◆ AIM OF THE EXERCISE
Find every line of the data below that has "Windows" in it. Reply with the number only.

Dataset entries:
____

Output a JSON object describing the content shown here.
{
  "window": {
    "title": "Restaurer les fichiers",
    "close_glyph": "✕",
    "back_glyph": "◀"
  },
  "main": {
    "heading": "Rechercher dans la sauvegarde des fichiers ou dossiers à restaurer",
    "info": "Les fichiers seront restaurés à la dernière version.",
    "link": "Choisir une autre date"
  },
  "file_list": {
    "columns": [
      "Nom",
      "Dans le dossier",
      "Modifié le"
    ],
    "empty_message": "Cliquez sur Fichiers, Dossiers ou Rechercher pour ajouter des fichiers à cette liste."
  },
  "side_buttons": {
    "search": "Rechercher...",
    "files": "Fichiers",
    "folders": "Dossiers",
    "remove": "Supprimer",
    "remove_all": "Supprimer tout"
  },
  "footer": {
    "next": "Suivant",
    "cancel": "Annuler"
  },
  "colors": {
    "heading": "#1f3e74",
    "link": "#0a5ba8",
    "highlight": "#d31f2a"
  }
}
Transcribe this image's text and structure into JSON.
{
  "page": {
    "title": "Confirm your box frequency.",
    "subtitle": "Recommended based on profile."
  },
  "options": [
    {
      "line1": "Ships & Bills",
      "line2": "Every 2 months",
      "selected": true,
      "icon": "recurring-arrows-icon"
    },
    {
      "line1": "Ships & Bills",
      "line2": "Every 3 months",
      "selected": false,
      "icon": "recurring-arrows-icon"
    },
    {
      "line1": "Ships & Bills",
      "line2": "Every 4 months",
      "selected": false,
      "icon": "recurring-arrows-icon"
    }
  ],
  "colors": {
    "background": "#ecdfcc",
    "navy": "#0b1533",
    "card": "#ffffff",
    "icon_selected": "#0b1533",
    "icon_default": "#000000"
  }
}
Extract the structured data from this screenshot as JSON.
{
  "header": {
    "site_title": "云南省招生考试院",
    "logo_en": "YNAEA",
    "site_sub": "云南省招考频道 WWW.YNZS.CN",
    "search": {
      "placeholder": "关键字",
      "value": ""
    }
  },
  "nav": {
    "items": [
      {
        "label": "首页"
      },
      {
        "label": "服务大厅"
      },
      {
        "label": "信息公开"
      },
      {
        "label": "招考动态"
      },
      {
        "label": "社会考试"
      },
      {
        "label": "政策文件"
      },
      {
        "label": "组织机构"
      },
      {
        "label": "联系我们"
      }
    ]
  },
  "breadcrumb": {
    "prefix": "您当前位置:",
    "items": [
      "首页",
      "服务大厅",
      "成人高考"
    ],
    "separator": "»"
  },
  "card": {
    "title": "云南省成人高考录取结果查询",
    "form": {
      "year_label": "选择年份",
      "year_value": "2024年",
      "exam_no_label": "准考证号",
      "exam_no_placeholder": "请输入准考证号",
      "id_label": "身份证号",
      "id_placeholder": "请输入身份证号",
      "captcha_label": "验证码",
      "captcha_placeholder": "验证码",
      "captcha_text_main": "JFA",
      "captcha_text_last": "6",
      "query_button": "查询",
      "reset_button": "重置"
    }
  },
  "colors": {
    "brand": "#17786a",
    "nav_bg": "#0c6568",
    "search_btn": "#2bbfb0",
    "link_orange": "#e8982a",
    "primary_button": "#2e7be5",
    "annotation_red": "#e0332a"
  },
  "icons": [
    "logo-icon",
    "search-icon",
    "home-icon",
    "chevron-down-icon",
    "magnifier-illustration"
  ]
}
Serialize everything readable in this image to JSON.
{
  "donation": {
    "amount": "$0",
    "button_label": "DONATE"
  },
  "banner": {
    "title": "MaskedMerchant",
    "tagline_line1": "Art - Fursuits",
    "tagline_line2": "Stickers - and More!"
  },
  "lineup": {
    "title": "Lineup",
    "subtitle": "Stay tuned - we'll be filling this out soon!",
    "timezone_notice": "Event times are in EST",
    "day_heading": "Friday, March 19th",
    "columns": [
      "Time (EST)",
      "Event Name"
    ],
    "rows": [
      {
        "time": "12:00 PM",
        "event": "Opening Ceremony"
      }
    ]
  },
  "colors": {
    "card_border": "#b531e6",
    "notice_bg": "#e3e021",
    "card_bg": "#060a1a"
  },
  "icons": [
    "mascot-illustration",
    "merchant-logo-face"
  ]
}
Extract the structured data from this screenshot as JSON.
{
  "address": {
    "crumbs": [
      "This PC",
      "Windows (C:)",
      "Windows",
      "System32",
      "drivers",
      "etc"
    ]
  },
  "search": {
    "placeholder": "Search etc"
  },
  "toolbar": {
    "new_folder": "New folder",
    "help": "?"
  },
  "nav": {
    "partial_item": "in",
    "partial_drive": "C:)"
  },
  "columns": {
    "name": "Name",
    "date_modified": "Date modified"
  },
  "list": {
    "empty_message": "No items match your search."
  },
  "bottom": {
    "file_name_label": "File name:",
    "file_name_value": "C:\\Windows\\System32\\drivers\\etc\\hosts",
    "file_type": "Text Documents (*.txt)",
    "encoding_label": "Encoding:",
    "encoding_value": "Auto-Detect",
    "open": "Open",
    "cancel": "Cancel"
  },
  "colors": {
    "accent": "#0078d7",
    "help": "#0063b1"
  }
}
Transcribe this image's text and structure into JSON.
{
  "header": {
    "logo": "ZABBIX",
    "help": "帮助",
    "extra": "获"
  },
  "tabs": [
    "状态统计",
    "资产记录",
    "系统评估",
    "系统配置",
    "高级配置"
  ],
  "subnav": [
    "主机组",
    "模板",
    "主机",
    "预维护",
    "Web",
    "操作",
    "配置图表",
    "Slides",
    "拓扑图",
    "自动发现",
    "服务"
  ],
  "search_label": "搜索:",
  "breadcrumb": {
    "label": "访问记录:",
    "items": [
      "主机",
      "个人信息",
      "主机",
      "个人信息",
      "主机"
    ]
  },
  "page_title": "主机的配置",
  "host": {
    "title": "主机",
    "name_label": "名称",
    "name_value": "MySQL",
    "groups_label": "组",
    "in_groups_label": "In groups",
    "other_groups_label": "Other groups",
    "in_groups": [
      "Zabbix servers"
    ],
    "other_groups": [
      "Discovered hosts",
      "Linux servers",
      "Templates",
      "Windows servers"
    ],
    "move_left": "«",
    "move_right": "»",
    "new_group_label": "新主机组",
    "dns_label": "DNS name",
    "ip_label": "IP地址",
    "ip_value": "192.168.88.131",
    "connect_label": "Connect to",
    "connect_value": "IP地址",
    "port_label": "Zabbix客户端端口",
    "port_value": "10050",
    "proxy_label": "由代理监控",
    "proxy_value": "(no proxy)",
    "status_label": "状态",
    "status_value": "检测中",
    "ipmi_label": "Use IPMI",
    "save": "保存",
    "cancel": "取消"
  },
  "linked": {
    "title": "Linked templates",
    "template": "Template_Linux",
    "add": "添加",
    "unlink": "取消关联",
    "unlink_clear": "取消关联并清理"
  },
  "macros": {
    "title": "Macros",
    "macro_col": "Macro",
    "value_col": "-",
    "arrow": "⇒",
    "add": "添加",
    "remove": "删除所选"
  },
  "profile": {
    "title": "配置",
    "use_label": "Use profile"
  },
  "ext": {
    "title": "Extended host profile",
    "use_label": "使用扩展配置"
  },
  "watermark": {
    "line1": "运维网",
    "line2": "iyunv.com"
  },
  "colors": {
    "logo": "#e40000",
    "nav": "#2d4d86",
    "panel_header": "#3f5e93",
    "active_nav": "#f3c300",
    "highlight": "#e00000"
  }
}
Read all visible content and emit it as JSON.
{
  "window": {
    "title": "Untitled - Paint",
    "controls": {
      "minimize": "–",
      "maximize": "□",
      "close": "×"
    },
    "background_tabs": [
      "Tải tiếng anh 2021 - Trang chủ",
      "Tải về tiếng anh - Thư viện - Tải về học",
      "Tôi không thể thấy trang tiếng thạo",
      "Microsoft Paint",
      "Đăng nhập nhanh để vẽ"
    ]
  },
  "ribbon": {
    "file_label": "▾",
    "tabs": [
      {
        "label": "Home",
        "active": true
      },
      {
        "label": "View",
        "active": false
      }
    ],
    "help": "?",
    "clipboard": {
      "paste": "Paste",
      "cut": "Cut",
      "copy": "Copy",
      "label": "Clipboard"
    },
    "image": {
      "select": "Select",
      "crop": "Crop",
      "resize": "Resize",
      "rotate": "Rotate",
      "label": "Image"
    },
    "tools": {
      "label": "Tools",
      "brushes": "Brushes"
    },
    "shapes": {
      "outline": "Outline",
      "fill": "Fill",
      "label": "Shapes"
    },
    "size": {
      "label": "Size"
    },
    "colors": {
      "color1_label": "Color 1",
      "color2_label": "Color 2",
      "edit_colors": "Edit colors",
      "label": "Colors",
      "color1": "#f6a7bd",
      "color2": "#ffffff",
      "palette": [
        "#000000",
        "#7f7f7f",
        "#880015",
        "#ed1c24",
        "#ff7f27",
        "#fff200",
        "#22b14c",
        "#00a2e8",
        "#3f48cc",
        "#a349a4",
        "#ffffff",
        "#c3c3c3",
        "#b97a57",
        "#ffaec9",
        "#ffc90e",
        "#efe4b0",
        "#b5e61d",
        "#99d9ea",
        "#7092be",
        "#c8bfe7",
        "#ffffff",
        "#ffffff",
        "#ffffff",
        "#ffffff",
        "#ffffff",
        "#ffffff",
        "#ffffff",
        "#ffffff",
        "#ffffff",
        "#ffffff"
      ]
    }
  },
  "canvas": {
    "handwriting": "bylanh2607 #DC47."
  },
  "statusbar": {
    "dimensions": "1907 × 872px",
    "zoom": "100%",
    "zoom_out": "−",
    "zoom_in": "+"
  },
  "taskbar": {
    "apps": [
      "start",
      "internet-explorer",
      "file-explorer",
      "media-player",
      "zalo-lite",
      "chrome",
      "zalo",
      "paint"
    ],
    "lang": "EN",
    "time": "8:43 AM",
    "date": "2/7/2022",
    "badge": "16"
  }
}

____

◆ YOUR SOLUTION
4